▶ [INPUT FOR THIS TASK]:
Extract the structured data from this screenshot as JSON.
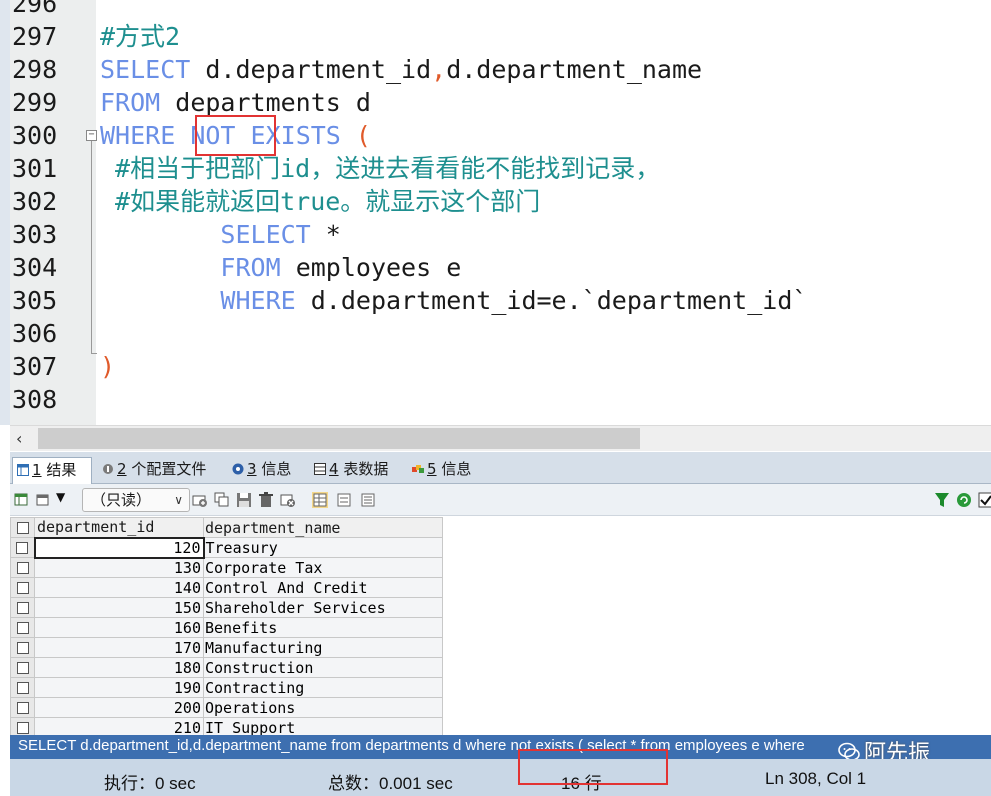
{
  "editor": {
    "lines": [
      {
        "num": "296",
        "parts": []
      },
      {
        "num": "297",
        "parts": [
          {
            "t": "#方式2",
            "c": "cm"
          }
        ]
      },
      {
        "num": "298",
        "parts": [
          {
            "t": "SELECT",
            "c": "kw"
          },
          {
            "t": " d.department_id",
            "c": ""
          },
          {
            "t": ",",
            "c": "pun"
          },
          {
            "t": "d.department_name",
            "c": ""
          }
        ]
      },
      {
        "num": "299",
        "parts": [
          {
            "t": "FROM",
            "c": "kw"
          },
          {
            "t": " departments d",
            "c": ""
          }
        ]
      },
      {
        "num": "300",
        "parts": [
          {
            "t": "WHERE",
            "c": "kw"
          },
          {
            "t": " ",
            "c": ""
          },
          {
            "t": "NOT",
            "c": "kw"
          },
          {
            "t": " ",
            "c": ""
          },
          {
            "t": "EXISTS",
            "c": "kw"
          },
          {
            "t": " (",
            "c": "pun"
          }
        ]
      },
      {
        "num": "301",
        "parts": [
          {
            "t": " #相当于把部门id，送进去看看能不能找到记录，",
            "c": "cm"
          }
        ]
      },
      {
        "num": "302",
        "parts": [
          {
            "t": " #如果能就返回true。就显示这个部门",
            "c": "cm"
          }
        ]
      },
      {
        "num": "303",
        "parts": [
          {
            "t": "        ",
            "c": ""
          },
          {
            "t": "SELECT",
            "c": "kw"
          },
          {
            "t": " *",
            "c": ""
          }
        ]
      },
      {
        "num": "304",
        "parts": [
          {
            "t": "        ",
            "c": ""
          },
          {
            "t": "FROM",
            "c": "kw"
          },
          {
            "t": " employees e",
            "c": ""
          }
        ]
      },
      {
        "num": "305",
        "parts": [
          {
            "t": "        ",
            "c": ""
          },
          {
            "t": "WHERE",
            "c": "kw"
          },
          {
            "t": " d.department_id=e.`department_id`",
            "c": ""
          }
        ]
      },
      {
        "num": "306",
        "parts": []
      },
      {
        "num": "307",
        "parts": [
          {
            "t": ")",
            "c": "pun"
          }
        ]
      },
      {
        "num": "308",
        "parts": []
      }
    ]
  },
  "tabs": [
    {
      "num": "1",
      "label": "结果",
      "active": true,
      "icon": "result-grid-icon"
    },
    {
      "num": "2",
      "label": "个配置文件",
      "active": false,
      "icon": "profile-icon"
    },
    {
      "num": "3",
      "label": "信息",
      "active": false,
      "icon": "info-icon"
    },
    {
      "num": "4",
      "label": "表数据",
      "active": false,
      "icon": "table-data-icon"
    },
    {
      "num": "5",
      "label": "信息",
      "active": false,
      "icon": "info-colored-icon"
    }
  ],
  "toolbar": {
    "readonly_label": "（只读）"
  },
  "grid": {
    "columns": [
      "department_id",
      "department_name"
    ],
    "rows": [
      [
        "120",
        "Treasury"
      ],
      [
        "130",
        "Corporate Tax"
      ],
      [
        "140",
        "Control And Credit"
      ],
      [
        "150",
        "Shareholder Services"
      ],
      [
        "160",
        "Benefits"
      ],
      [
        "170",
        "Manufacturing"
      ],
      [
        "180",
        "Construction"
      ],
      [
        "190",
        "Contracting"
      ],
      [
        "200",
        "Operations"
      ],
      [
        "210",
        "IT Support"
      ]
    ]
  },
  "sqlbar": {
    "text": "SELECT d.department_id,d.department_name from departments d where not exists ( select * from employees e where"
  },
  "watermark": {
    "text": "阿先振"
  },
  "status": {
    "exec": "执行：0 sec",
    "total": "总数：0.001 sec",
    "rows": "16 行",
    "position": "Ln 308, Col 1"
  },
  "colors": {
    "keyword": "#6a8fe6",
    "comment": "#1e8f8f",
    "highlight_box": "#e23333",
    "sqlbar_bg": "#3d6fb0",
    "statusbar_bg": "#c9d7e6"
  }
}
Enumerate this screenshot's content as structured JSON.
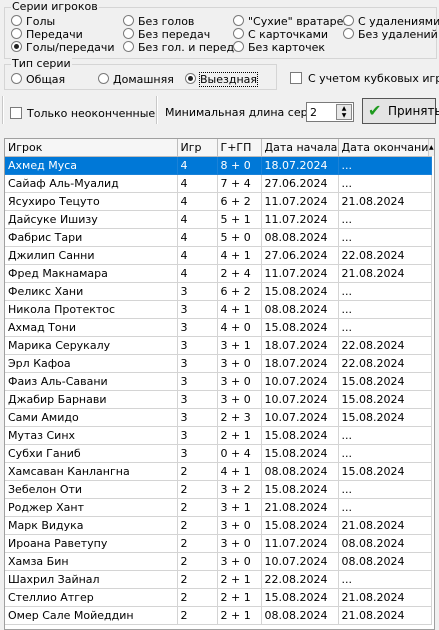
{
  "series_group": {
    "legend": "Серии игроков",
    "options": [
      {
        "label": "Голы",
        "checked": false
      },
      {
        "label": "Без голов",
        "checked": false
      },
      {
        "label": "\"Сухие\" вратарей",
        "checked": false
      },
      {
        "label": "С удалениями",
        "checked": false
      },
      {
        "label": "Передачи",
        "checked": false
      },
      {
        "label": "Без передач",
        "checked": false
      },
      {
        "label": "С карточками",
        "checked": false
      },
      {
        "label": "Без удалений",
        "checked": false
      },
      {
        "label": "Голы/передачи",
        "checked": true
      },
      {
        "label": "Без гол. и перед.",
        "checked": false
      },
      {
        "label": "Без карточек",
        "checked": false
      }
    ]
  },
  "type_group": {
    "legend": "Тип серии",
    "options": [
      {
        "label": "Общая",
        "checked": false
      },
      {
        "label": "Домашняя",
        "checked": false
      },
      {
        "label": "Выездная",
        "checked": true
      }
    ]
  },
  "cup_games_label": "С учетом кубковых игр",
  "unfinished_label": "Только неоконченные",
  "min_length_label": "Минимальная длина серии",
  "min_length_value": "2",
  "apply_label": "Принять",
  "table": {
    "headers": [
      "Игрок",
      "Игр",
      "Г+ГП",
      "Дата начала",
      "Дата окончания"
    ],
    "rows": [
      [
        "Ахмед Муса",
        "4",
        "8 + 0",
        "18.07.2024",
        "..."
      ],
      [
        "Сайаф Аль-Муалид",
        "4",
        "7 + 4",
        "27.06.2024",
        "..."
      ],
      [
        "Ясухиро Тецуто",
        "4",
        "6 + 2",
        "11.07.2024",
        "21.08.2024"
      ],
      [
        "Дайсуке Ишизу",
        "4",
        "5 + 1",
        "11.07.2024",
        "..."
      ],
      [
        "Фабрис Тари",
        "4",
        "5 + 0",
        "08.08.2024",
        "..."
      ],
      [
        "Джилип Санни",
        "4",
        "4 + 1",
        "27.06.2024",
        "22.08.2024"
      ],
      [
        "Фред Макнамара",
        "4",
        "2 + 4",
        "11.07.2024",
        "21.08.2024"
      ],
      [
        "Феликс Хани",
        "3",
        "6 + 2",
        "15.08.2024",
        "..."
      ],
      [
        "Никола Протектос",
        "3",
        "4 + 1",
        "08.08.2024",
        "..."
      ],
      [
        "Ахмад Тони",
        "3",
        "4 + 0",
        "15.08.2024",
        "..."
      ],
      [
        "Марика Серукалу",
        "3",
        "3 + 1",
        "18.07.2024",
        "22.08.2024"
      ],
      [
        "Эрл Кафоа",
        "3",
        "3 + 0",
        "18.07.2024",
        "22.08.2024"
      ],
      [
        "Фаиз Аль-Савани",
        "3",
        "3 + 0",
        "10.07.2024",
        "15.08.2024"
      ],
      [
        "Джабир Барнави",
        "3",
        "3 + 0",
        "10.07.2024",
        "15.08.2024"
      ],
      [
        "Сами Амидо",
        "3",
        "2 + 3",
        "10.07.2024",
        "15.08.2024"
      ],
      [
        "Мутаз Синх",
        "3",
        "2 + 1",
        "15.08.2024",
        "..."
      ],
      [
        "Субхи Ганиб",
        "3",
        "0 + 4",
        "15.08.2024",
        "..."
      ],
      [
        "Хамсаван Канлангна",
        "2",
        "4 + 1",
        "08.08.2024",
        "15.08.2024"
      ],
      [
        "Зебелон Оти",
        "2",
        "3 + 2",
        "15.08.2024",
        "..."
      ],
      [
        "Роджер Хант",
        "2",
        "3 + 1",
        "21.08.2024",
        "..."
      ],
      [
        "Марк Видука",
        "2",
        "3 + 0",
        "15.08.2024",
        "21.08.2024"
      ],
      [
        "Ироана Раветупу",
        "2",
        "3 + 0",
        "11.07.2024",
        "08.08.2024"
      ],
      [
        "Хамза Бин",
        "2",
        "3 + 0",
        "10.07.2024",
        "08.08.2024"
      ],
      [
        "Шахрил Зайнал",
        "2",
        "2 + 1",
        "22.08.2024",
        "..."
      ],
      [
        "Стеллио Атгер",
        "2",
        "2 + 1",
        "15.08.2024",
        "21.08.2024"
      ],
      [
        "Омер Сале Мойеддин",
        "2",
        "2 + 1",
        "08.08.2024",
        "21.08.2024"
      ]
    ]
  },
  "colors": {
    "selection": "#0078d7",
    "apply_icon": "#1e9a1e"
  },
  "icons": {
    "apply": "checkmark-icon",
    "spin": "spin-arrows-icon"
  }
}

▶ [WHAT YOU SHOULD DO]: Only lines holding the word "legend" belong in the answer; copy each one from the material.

▶ [ANSWER SPACE]:
    "legend": "Серии игроков",
    "legend": "Тип серии",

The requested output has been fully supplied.